The latest version of GenericHID (version 1.3 and later) is available as source code only releases.  In a terminal, download the tar file, and extract it...

~> wget <url to tar file>
~> tar xf generichid_1.3_src.tgz

Change to the source root directory...

~> cd generichid

Check the build requirements in the BUILD text document.

~/generichid> cat BUILD

Install the build requirements listed in the BUILD document. In version 1.3 they were...

~/generichid> sudo apt-get install build-essential qt4-qmake libqt4-dev libusb-1.0-0-dev gcc-avr binutils-avr gdb-avr avr-libc avrdude

Then run "qmake" to build the makefile, "make" to build the project, then "make install" to install the application...

~/generichid> qmake
~/generichid> make
~/generichid> sudo make install

GenericHID can then be run at the commandline...

~/generichid> generichid

Check the section on linux permissions if you see permission or access denied errors in the terminal windows.

Change History

Version Date Description
1.5 2 Dec 2013
  • Fix firmware bug leaving USB endpoint in unknown state after asking for initial IN report. This caused subsequent requests to fail until the USB endpoint cleared.
  • Tidy switching between Design and Test tabs.
  • Add some example configurations.
1.4 1 Dec 2013
  • Fix bug with teensy2++ program code not being able to restart device from program dialog.
  • Deploy /etc/udev/rules/99-generichid.rules file
1.3 28 Nov 2013
  • Linux Source release only.  Download the source and read the instructions in BUILD
  • Move to libusb-1.0. This means there is only a linux release of 1.3 at the moment.
  • Use shared libraries now. This simplifies the build, but may cause deployment issues (hence the source only release).
  • Fix bug with Digital Encoders reporting their output as Relative when they were actually Absolute.
  • Change debounce property from boolean on/off flag, to a time in milliseconds (250 maximum).  All existing controls that use debounce will default to 10ms.
  • Rename Digital Encoder to Incremental Encoders as it supports both digital and mechanical devices.
  • Encoder now has a pullup resistor property, to partly support mechanical incremental encoders. This is untested.  Encoders are still connected to interrupt pins which is a no-no for mechanical devices. (debounce can cause a flood of interrupts).
  • New Incremental output mode for encoders. Absolute mode accumulates an n-bit value then wraps. Incremental mode reports the small changes since the last report.
  • New LCD report to turn on the cursor and the blinking cursor
  • Fix bug where directional switches just plain didn't work
  • Disable JTAG through software. This is the default. It enables more pins.
  • Fix C3/C2 pin swap on generic board
  • Add 16Mhz generic board. This is for custom boards using the AT90USB1287/6 running at 16MHz
1.2 18 Apr 2010
  • Support for teensy++ 2.0 development board
  • Enhanced PWM channels from 8 to 7
  • Configurable bits (1-16) for encoders
  • Upgrade from MyUSB to the latest LUFA
1.1 20 Oct 2009
  • Add custom SPI display type
1.0 28 Sept 2009
  • Initial Release

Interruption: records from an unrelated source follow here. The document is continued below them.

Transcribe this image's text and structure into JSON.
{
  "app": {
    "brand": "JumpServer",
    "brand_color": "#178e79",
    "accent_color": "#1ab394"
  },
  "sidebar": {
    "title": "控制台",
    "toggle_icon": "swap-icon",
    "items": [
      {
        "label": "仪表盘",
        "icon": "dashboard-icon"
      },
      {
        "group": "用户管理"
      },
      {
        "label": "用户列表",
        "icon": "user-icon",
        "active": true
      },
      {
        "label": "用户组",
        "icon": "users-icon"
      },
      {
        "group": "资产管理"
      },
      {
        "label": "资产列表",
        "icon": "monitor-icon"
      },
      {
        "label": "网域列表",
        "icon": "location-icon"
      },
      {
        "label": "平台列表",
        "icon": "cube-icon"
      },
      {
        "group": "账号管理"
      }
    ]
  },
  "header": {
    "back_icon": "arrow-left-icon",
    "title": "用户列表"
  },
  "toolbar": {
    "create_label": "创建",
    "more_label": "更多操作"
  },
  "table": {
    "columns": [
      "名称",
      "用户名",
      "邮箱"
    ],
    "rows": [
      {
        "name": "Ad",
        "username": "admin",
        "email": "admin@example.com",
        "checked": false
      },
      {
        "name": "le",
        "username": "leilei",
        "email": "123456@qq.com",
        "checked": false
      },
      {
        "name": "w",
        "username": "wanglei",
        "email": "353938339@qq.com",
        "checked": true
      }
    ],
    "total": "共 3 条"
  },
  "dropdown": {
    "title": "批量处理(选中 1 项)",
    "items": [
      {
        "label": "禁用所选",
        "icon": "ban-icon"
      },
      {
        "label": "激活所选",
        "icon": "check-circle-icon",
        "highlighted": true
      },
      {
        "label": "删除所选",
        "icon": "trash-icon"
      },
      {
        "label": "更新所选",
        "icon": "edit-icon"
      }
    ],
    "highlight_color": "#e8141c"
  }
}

Known Issues

The device about to be programmed sometimes doesn't respond to the Start Bootloader button. Pressing it a couple of times sometimes works. Otherwise, use the hardware's method for starting the bootloader.